City, county announce curfew indefinitely after two nights of protests

0

WILMINGTON, NC (WWAY) — The city of Wilmington and New Hanover County announced a curfew will go into effect Tuesday night, after the last two nights of protests ended poorly.

The curfew goes into effect from 9 p.m. until 5 a.m. for the indefinite future. City and county leaders acknowledged the burning and looting that’s going on in cities across the country, and even here in our state.

- Advertisement -

“Other North Carolina towns have seen gunfire and buildings set on fire,” Wilmington Mayor Bill Saffo said. “That is not protesting. That is not healing. that is violence.”

Saffo says the protests on Sunday and Monday both started out peacefully, but took a turn as the night went on.

District Attorney Ben David says their goal was to keep everyone safe and let the protest play out as long as it remained peaceful. But he says they’ve had to take proactive measures to keep things from getting out of hand.



“We are not going to tolerate violence and we are not going to apologize for stamping out violent activity when we see it, and we’re going to nip it in the bud when it occurs,” David said.

The curfew applies to the city of Wilmington, as well as all other unincorporated areas of New Hanover County. The city attorney says it applies to people on foot.

“The intent of this order is to clear the public areas of non essential, again non essential foot traffic,” City Attorney John Joye said. “We’re not looking to shut down any legitimate licensed businesses that are open under the Governor’s COVID-19 order.”‚Äč
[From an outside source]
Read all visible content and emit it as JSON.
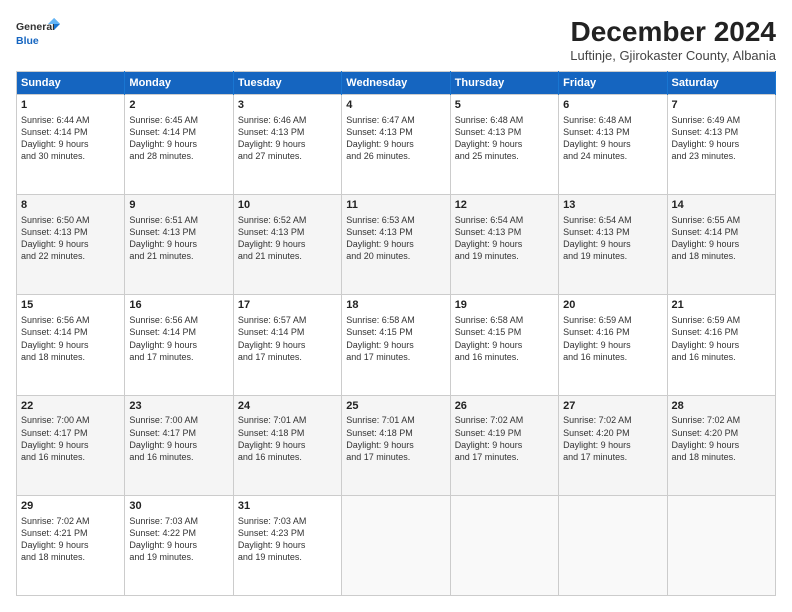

Joye says the curfew targets people who are loitering on sidewalks, parks and similar public areas.

Leaders also addressed the actions law enforcement officers have taken the last two nights to break up crowds, including tear gas and other devices. David commends the actions these officers took, saying they tried to ask people to disperse peacefully.

“It’s easy to second-guess what anyone does in these situations, but I invite you to look at other communities and how they are doing, and you ask yourself where you want to live,” he said.

David was supportive and encouraging of protests, conversations and other dialogue about the country’s unrest, as long as they all remained peaceful.

Saffo also shared a message for the group of people attending protests with an ulterior motive in mind.

“To those who are bent on violence and inciting riots and destroying property, I say this is not your place,” Saffo said.”

He says the curfew will remain in effect each night until he announces otherwise.